MJ Eckhouse, March 13, 2020
Columbus, OH — Earthworks and the Ohio Environmental Council recently recognized the two-year anniversary of the Belmont County Powhatan Point wellpad explosion with a call for federal action on methane rules.
The gas well—owned by XTO, a subsidiary of ExxonMobil—exploded on February 15, 2018 and continued leaking pollution into the air for nearly three weeks. More than 60,000 tons of methane were released into the atmosphere during this time, resulting in one of the largest-ever methane leaks in the country.
Residents up to a mile and a half away could see the initial explosion, which caused the evacuation of 36 homes and about 100 people. After the initial explosion, members of the Earthworks team utilized a specialized optical gas imaging camera to document the air and climate pollution from the broken wellhead. They found that the emissions extended hundreds of feet higher than what the naked eye could see, and traveled miles beyond the site and along adjacent ridges.
“The XTO blowout was the largest release of methane ever in the U.S., and an absolute climate disaster,” said Leann Leiter, Earthworks’ Ohio and Pennsylvania Field Advocate. “But Ohio’s oil and gas industry was contributing to the climate crisis before the Powhatan Point disaster and has added to it every day since. That’s why strong federal protections are critical, especially when state rules are lacking as in Ohio, and why we need to shift away from fossil fuels in favor of clean energy sources as soon as possible.”
In 2016, the Obama administration instituted the New Source Performance Standards for methane, which sought to regulate methane pollution from new and modified sources in the oil and gas industry by requiring leak inspections and repairs. This policy also triggered the obligation to extend methane inspections and repairs to the over 850,000 existing sources across the U.S.
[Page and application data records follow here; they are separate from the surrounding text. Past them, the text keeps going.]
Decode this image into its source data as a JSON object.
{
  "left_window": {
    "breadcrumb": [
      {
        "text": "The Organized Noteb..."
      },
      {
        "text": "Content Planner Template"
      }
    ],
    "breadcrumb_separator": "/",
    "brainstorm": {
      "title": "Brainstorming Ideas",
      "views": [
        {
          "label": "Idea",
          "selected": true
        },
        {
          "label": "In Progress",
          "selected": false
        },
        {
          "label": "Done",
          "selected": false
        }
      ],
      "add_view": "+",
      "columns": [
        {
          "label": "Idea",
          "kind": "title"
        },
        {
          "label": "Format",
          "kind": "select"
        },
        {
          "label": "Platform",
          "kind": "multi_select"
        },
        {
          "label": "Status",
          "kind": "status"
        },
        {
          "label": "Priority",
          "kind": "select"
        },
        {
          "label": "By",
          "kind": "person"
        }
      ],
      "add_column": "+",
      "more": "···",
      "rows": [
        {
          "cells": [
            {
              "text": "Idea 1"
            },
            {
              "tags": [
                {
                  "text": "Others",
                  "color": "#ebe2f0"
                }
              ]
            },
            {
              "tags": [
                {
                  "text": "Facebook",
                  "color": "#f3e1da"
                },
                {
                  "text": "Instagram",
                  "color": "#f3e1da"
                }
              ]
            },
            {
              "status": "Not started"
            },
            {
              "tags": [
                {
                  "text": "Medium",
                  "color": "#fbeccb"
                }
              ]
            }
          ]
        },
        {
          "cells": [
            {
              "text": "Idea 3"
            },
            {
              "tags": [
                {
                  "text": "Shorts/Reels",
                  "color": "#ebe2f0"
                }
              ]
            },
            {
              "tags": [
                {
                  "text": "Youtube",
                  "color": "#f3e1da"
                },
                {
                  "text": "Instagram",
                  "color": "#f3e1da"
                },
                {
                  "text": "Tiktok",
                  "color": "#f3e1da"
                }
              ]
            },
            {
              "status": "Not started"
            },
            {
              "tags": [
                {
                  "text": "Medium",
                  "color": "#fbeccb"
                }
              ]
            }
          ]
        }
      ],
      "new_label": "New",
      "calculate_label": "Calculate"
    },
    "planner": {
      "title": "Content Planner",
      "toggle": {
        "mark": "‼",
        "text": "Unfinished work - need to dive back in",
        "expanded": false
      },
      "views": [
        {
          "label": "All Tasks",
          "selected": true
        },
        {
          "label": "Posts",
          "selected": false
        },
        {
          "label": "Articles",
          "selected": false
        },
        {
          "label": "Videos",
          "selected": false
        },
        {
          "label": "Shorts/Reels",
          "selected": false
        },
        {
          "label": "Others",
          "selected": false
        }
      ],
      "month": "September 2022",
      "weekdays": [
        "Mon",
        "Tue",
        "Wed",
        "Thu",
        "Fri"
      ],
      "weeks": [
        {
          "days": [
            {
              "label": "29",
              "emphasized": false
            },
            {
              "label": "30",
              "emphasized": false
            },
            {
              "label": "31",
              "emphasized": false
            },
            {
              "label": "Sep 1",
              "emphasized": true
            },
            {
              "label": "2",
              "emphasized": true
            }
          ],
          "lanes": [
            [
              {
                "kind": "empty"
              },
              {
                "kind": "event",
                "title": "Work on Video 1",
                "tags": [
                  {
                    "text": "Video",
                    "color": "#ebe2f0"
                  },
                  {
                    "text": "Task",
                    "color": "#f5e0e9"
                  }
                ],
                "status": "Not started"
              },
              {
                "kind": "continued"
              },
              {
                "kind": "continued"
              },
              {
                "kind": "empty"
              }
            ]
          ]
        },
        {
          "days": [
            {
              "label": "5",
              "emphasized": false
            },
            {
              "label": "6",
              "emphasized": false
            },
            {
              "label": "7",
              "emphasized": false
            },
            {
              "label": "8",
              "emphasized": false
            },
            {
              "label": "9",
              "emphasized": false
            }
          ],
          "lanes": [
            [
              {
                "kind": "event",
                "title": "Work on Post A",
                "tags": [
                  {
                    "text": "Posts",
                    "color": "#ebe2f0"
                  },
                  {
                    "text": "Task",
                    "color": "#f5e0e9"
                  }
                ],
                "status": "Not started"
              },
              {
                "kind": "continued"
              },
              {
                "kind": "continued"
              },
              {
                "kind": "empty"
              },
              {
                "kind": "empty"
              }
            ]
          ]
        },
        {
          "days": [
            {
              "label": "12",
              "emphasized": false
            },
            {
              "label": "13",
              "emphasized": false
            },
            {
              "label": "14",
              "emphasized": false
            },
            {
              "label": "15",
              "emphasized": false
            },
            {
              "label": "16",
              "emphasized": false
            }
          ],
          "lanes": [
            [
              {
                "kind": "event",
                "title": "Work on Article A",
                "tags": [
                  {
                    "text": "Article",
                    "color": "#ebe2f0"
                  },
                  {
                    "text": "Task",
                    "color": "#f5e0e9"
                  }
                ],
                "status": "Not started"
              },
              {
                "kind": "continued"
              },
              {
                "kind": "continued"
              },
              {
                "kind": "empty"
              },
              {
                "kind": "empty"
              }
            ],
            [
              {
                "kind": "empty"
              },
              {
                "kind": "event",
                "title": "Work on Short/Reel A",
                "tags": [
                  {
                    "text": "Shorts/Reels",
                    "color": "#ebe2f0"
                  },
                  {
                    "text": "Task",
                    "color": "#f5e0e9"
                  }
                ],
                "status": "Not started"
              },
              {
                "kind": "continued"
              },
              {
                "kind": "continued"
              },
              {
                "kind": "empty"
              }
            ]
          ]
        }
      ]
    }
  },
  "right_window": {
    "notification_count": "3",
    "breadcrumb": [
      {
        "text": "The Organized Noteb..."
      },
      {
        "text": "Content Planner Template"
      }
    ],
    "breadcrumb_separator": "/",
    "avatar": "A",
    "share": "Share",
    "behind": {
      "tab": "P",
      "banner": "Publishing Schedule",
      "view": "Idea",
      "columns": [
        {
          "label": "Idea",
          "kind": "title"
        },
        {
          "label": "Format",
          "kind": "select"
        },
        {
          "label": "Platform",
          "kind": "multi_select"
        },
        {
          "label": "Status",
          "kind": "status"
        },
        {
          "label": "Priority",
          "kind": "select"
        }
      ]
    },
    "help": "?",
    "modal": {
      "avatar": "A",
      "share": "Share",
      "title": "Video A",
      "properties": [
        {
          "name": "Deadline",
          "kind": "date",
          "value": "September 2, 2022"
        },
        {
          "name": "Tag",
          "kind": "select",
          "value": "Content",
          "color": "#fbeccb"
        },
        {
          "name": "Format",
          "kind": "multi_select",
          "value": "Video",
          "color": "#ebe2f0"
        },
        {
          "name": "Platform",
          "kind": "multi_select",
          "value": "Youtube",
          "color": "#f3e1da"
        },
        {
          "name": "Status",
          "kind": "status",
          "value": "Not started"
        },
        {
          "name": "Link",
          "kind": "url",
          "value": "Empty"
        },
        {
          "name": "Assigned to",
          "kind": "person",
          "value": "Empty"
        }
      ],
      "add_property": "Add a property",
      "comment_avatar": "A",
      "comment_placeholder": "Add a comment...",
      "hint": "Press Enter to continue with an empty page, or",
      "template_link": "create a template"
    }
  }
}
Last year, however, the Trump Administration’s Environmental Protection Agency Administrator Andrew Wheeler proposed to remove methane from the New Source Performance Standards and thereby eliminate federal methane regulation for all 900,000+ oil and gas sites across the country. This would remove federal protections to help prevent dangerous methane leaks and abandon the responsibility solely to states and voluntary company efforts.
“Events like the Powhatan Point wellpad explosion are rare, but very dangerous. Unfortunately, methane emissions from oil and gas operations are not rare,” said Miranda Leppla, vice president of energy policy for the Ohio Environmental Council. “It’s clear that deregulating federal standards to limit methane pollution poses a great risk to Ohio’s communities. As we await the EPA’s finalization of their detrimental methane rule, we continue to thank Senator Sherrod Brown for his leadership and call on Senator Rob Portman to support strong methane standard. Our health and climate depend on it.”
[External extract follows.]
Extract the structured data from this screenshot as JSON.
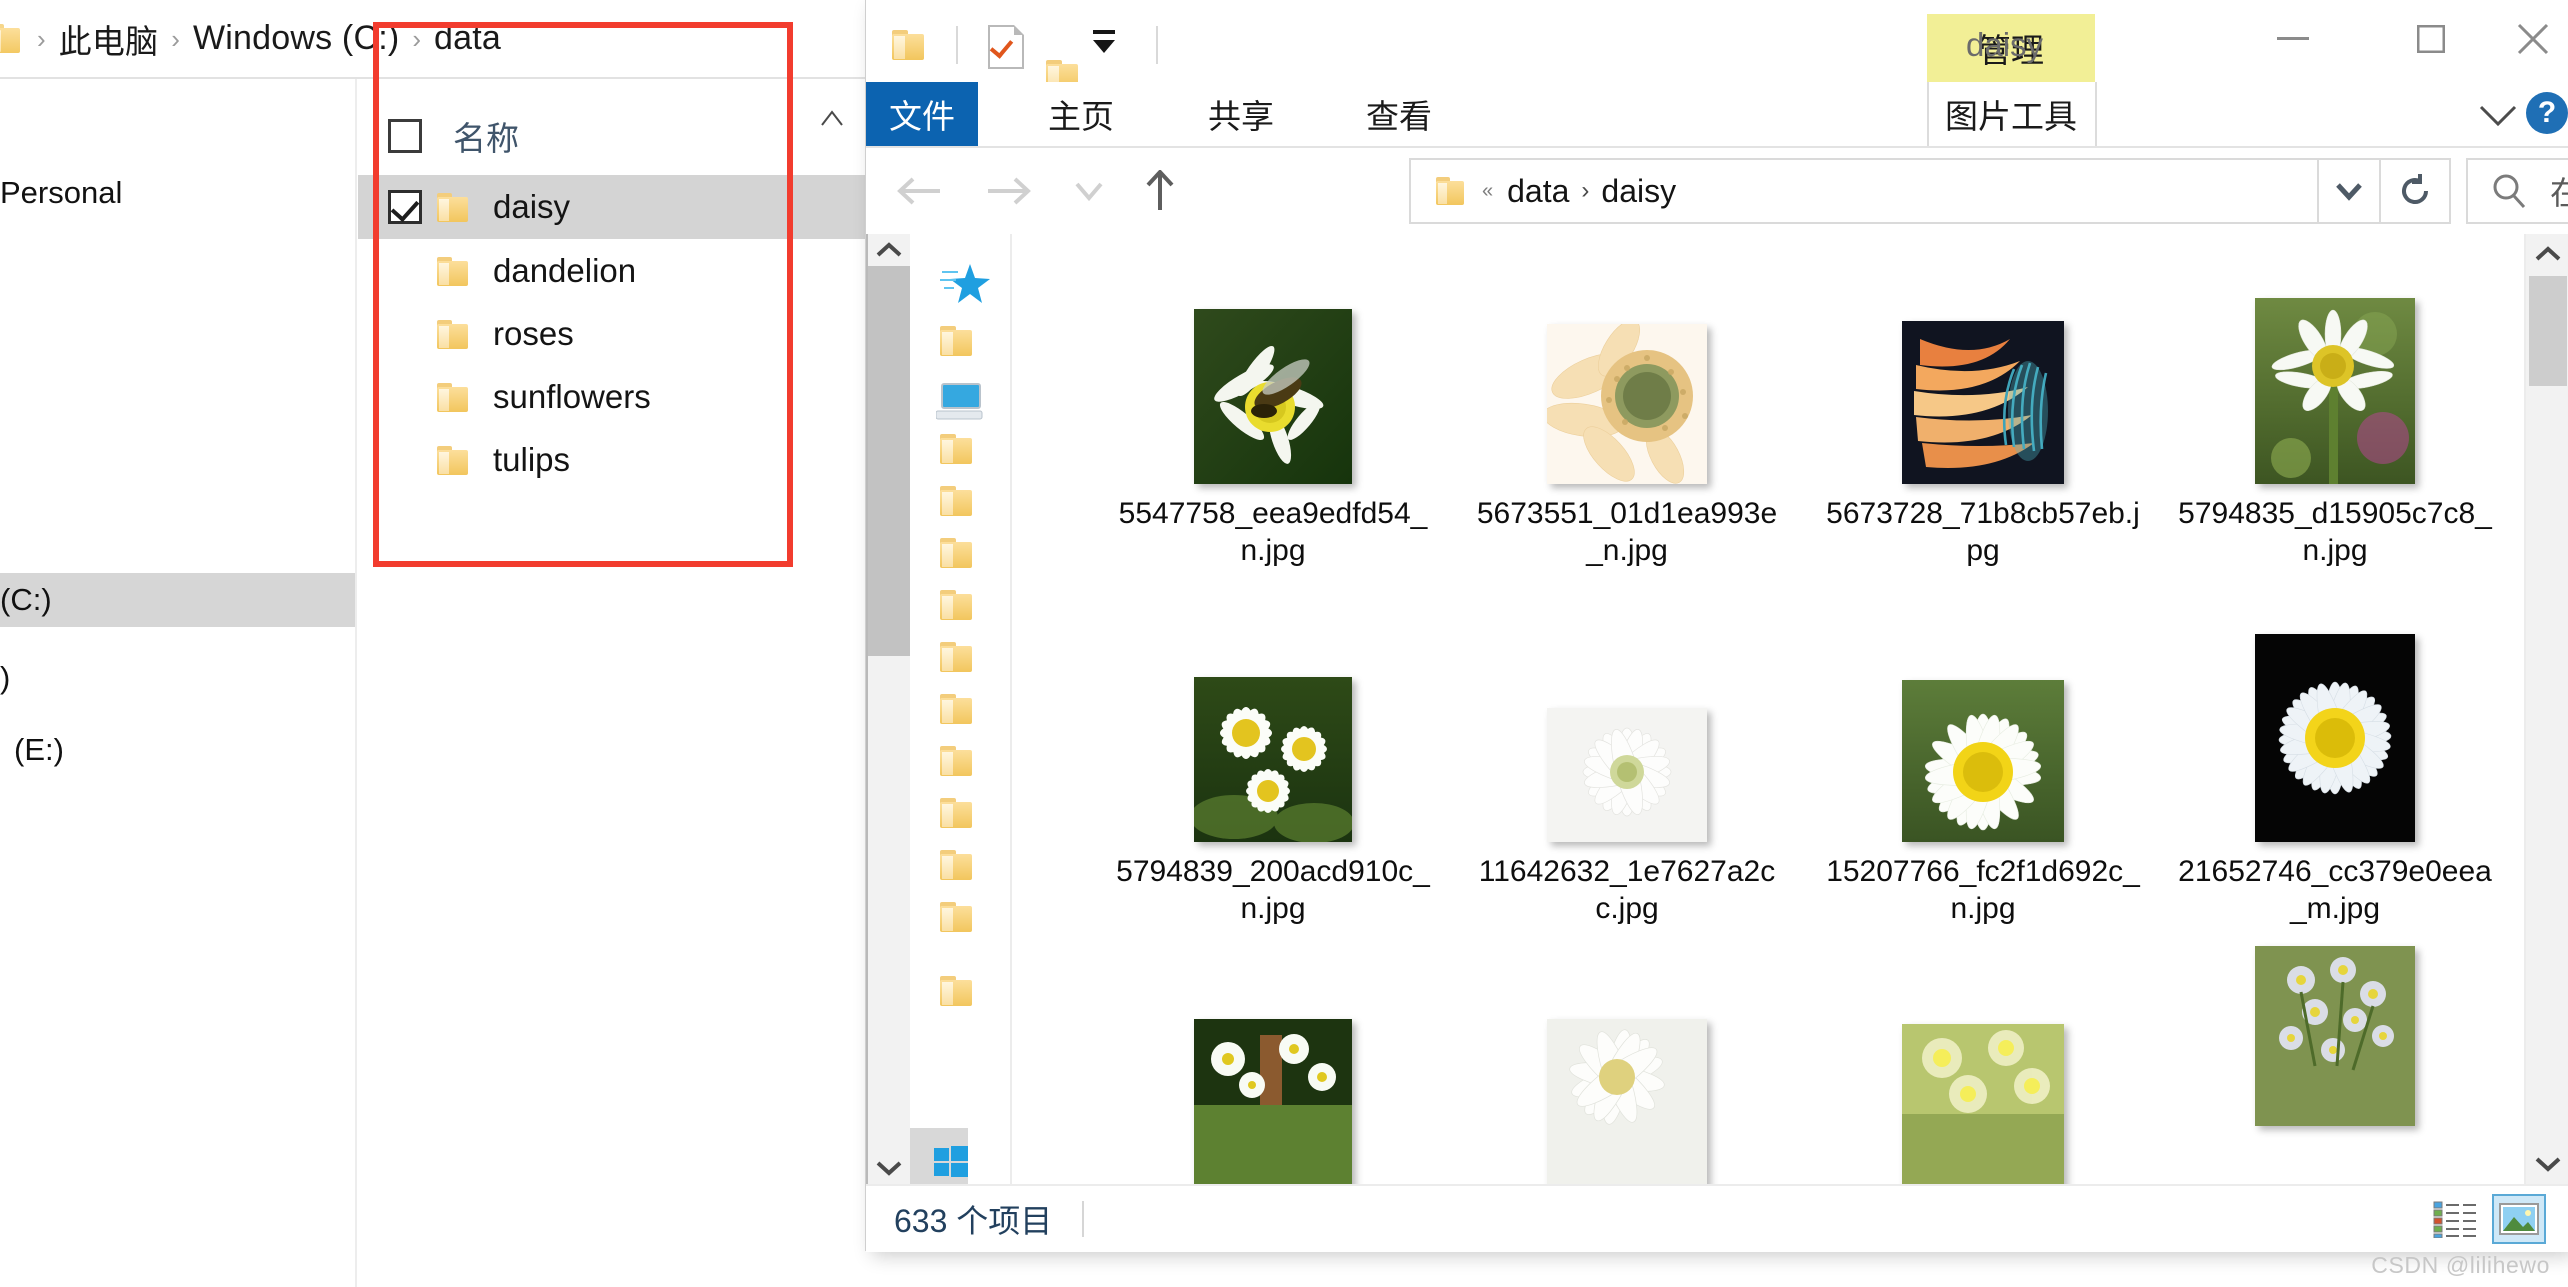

The Ohio Environmental Council (OEC) is the state’s most comprehensive, effective and respected environmental advocate for a healthier, more sustainable Ohio. The OEC develops and ensures the implementation of forward-thinking, science-based, pragmatic solutions to secure healthy air, land and water for all who call Ohio home. Learn more at theoec.org.
Earthworks is a nonprofit organization dedicated to protecting communities and the environment from the adverse impacts of mineral and energy development while promoting sustainable solutions. Learn more at earthworks.org.